Teachers at Oakley focus on why events happened and emphasize the myriad contrasting viewpoints available. Instead of using a textbook, Oakley students read a wide variety of primary and secondary sources, including:
- journals and letters
- magazine and newspaper articles (from the past and present)
- historical novels
- graphic novels and cartoons to add historical context
Rather than memorizing dates and names, we ask our students to examine different points of view and analyze how credible the “facts” really are. Critical analysis of popular interpretations of history help them become mindful consumers of media. One example of a critical analysis question posed to Oakley students is this: Was the Civil Rights Movement successful? No matter the stance, students are evaluated based on how well they develop and present their argument. Rational, evidence-based perspectives, and debate make each Oakley history lesson more relevant engaging.
Here are some tips for families to encourage critical thought:
- Instead of asking about their grades, ask what they are excited or nervous about in school. This can facilitate a conversation about their child’s learning process, instead of simply aiming for an end result.
- Ask about their point of view on a historical event/figure, and make sure to also ask why they feel that way!
Classes and family conversations need to go beyond the traditional scope of learning about history.
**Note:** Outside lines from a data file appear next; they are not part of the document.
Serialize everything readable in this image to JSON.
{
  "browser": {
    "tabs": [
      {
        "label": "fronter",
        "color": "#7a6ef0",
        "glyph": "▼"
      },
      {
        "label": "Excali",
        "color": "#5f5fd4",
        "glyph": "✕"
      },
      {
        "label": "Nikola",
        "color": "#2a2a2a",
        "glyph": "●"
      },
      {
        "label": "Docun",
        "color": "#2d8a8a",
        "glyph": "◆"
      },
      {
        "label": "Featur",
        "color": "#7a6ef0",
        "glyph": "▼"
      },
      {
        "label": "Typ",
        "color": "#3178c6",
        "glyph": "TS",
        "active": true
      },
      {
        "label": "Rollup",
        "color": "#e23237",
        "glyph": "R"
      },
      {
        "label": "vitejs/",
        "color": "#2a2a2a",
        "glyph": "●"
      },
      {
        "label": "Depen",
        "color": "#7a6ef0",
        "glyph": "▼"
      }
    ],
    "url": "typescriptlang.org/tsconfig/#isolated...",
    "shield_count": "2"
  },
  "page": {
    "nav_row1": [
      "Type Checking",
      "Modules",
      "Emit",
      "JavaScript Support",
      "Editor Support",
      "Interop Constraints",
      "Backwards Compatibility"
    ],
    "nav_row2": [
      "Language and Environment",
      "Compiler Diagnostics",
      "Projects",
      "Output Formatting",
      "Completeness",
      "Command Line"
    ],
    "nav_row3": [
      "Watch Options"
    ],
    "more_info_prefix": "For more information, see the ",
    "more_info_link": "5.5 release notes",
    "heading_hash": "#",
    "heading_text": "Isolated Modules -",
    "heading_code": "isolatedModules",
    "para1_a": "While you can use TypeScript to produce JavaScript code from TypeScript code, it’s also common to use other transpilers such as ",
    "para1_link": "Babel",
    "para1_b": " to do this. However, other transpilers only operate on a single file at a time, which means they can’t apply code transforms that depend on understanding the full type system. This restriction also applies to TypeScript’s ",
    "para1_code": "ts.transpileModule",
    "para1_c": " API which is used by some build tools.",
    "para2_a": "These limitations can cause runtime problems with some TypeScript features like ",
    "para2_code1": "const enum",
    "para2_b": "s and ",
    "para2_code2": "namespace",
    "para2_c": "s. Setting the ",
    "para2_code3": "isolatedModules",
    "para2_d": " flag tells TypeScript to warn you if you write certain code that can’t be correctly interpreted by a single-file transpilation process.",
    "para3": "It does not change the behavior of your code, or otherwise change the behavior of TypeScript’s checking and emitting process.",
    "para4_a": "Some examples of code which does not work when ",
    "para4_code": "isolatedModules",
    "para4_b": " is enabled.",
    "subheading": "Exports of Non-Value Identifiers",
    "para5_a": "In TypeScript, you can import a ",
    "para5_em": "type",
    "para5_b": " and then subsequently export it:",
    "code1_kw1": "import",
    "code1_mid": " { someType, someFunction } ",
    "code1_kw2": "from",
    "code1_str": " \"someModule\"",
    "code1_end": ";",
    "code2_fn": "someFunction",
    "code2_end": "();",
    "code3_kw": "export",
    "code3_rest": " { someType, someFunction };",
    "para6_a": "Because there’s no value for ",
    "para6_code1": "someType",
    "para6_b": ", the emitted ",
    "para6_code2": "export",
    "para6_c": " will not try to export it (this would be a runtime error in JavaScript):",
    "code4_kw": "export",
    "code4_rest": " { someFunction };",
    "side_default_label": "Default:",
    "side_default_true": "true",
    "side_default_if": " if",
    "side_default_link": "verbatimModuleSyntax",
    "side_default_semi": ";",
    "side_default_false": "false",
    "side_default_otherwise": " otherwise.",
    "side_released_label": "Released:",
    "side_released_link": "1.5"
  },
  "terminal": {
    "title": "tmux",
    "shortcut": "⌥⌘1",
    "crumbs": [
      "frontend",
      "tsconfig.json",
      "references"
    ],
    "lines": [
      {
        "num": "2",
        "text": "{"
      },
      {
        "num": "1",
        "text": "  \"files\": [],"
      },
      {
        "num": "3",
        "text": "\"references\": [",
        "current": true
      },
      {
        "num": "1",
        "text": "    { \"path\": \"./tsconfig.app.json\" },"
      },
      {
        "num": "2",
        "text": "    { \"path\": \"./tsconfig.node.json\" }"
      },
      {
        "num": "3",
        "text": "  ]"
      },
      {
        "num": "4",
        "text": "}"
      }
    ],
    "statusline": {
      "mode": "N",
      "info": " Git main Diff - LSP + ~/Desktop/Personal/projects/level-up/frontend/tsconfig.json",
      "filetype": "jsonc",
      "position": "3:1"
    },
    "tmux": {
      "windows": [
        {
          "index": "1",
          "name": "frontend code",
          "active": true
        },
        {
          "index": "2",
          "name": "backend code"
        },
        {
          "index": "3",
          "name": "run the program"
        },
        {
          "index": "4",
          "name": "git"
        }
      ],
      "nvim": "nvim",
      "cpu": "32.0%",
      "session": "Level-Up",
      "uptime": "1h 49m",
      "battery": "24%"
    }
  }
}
At Oakley, it is explored in a way that emphasizes contingency, embraces debate, and encourages students to actively participate in interpreting the past and connecting it with their present.
~Justin Spitzer, History teacher at The Oakley School